Provided material:
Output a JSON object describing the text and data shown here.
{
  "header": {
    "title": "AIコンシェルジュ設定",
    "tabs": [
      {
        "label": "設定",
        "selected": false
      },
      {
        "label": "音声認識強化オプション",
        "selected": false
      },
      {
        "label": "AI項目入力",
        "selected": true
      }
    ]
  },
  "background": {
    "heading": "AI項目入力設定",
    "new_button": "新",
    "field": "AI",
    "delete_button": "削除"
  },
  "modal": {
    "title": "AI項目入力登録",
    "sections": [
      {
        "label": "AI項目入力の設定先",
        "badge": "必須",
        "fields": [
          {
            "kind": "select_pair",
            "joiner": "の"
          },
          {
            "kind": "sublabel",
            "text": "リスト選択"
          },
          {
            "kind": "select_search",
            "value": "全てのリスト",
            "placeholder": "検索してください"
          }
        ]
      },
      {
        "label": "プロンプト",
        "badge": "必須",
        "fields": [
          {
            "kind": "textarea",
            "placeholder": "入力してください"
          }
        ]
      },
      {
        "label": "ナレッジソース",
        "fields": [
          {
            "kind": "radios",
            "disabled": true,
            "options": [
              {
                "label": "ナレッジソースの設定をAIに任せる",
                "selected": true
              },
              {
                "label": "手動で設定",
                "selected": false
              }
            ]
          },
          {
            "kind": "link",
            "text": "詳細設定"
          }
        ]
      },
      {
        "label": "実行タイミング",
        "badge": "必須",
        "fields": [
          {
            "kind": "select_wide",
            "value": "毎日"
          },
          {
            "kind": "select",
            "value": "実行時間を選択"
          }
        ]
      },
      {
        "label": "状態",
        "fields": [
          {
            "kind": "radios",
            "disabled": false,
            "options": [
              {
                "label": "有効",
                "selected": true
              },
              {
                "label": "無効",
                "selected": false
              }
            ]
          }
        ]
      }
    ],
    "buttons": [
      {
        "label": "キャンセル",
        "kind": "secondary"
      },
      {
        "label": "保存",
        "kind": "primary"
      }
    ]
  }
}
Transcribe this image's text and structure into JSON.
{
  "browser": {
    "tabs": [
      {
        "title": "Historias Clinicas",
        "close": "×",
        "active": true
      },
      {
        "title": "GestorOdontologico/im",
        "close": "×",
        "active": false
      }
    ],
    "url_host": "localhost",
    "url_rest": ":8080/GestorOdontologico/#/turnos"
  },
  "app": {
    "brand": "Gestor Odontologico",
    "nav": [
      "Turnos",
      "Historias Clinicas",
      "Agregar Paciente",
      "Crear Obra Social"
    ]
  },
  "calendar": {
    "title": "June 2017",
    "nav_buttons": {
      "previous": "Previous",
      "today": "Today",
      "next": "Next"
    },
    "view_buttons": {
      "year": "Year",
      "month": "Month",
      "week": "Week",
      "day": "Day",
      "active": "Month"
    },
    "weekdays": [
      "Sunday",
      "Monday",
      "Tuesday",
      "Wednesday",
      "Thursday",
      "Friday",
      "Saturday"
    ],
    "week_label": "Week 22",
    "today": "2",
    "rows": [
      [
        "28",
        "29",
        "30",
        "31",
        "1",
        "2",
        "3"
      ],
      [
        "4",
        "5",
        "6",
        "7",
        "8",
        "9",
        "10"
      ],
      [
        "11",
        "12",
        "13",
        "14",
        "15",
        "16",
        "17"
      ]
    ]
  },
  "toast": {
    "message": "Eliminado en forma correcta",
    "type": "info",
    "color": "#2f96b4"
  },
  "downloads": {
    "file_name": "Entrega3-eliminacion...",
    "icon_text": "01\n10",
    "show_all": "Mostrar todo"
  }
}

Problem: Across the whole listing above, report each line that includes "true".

Output below:
        "selected": true
            "disabled": true,
                "selected": true
                "selected": true
        "active": true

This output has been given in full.